[RECORDS FOR THIS TASK Boundary: Start]

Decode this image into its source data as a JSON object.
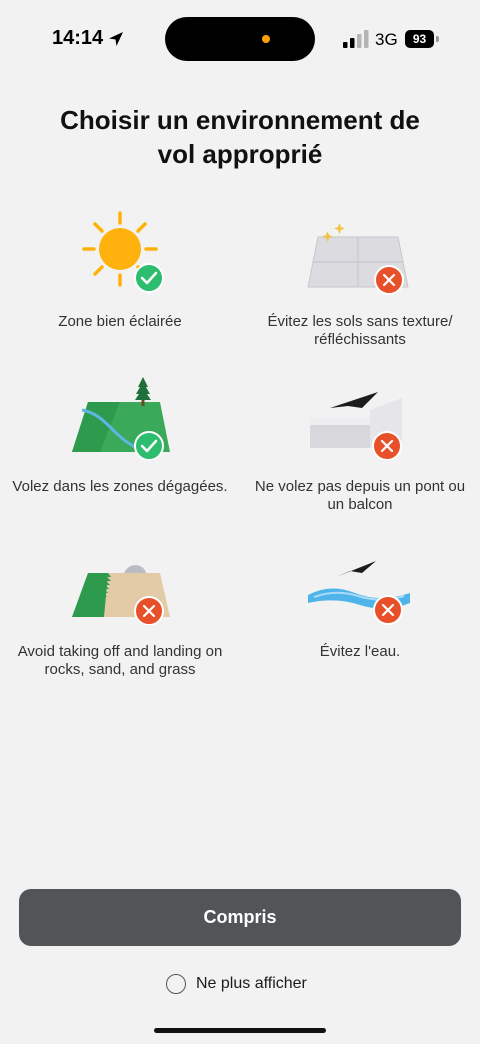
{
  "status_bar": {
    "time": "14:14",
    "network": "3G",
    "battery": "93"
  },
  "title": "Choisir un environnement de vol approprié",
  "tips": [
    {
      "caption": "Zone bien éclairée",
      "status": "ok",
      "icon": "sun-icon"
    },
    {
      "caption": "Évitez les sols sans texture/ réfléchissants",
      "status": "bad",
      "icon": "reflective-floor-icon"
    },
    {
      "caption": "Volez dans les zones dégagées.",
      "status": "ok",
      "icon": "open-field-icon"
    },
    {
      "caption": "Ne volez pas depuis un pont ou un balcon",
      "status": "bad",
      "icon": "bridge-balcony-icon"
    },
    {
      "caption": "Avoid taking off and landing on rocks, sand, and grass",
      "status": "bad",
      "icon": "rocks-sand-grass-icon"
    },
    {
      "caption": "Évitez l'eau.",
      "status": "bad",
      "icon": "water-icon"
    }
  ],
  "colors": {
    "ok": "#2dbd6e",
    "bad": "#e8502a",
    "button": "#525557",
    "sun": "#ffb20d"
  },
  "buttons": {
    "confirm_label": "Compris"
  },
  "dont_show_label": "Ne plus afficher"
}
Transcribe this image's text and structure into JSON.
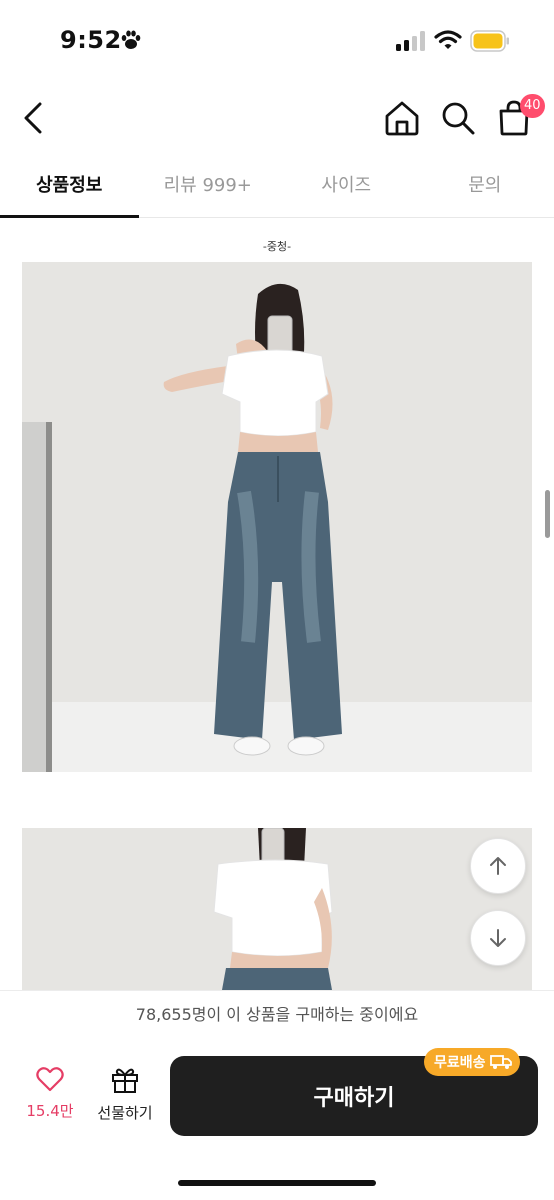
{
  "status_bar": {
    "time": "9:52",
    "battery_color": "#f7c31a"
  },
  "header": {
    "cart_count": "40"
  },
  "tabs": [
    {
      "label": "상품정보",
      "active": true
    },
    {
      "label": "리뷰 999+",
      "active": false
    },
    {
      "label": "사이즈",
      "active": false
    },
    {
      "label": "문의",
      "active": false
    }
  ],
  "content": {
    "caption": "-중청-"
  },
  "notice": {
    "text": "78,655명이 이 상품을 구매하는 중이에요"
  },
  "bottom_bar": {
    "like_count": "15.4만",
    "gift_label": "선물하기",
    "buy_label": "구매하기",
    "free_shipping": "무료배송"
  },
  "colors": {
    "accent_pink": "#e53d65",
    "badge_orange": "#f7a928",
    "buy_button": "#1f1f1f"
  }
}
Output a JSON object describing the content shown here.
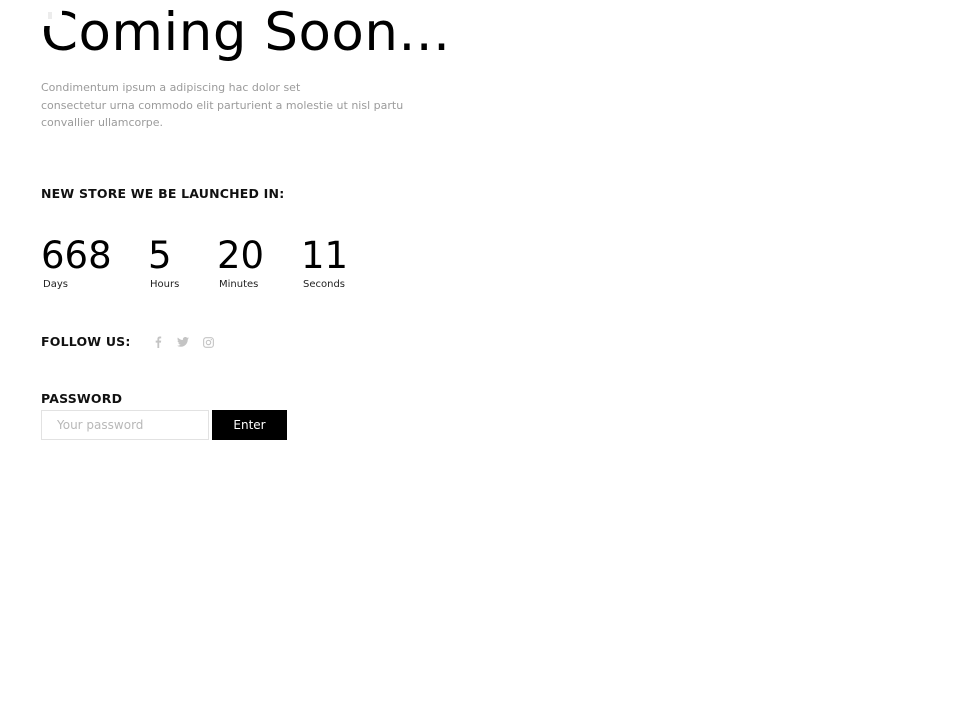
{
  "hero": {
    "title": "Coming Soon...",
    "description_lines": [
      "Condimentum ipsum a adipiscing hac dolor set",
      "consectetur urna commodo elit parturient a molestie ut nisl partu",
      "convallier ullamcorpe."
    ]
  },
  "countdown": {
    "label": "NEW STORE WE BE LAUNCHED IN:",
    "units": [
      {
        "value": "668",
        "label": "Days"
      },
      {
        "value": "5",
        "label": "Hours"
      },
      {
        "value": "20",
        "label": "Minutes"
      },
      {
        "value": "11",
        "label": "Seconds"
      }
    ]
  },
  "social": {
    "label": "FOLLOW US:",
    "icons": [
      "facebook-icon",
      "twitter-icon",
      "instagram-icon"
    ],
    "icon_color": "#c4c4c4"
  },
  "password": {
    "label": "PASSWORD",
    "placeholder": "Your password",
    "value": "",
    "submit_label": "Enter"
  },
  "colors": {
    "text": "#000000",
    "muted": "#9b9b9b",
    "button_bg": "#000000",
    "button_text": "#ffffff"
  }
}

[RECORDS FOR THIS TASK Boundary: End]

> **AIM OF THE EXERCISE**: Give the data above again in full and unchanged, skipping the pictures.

> **TASK RESULT**:
Decode this image into its source data as a JSON object.
{
  "status_bar": {
    "time": "14:14",
    "network": "3G",
    "battery": "93"
  },
  "title": "Choisir un environnement de vol approprié",
  "tips": [
    {
      "caption": "Zone bien éclairée",
      "status": "ok",
      "icon": "sun-icon"
    },
    {
      "caption": "Évitez les sols sans texture/ réfléchissants",
      "status": "bad",
      "icon": "reflective-floor-icon"
    },
    {
      "caption": "Volez dans les zones dégagées.",
      "status": "ok",
      "icon": "open-field-icon"
    },
    {
      "caption": "Ne volez pas depuis un pont ou un balcon",
      "status": "bad",
      "icon": "bridge-balcony-icon"
    },
    {
      "caption": "Avoid taking off and landing on rocks, sand, and grass",
      "status": "bad",
      "icon": "rocks-sand-grass-icon"
    },
    {
      "caption": "Évitez l'eau.",
      "status": "bad",
      "icon": "water-icon"
    }
  ],
  "colors": {
    "ok": "#2dbd6e",
    "bad": "#e8502a",
    "button": "#525557",
    "sun": "#ffb20d"
  },
  "buttons": {
    "confirm_label": "Compris"
  },
  "dont_show_label": "Ne plus afficher"
}
Transcribe this image's text and structure into JSON.
{
  "status_bar": {
    "time": "9:52",
    "battery_color": "#f7c31a"
  },
  "header": {
    "cart_count": "40"
  },
  "tabs": [
    {
      "label": "상품정보",
      "active": true
    },
    {
      "label": "리뷰 999+",
      "active": false
    },
    {
      "label": "사이즈",
      "active": false
    },
    {
      "label": "문의",
      "active": false
    }
  ],
  "content": {
    "caption": "-중청-"
  },
  "notice": {
    "text": "78,655명이 이 상품을 구매하는 중이에요"
  },
  "bottom_bar": {
    "like_count": "15.4만",
    "gift_label": "선물하기",
    "buy_label": "구매하기",
    "free_shipping": "무료배송"
  },
  "colors": {
    "accent_pink": "#e53d65",
    "badge_orange": "#f7a928",
    "buy_button": "#1f1f1f"
  }
}
Output a JSON object describing the content shown here.
{
  "hero": {
    "title": "Coming Soon...",
    "description_lines": [
      "Condimentum ipsum a adipiscing hac dolor set",
      "consectetur urna commodo elit parturient a molestie ut nisl partu",
      "convallier ullamcorpe."
    ]
  },
  "countdown": {
    "label": "NEW STORE WE BE LAUNCHED IN:",
    "units": [
      {
        "value": "668",
        "label": "Days"
      },
      {
        "value": "5",
        "label": "Hours"
      },
      {
        "value": "20",
        "label": "Minutes"
      },
      {
        "value": "11",
        "label": "Seconds"
      }
    ]
  },
  "social": {
    "label": "FOLLOW US:",
    "icons": [
      "facebook-icon",
      "twitter-icon",
      "instagram-icon"
    ],
    "icon_color": "#c4c4c4"
  },
  "password": {
    "label": "PASSWORD",
    "placeholder": "Your password",
    "value": "",
    "submit_label": "Enter"
  },
  "colors": {
    "text": "#000000",
    "muted": "#9b9b9b",
    "button_bg": "#000000",
    "button_text": "#ffffff"
  }
}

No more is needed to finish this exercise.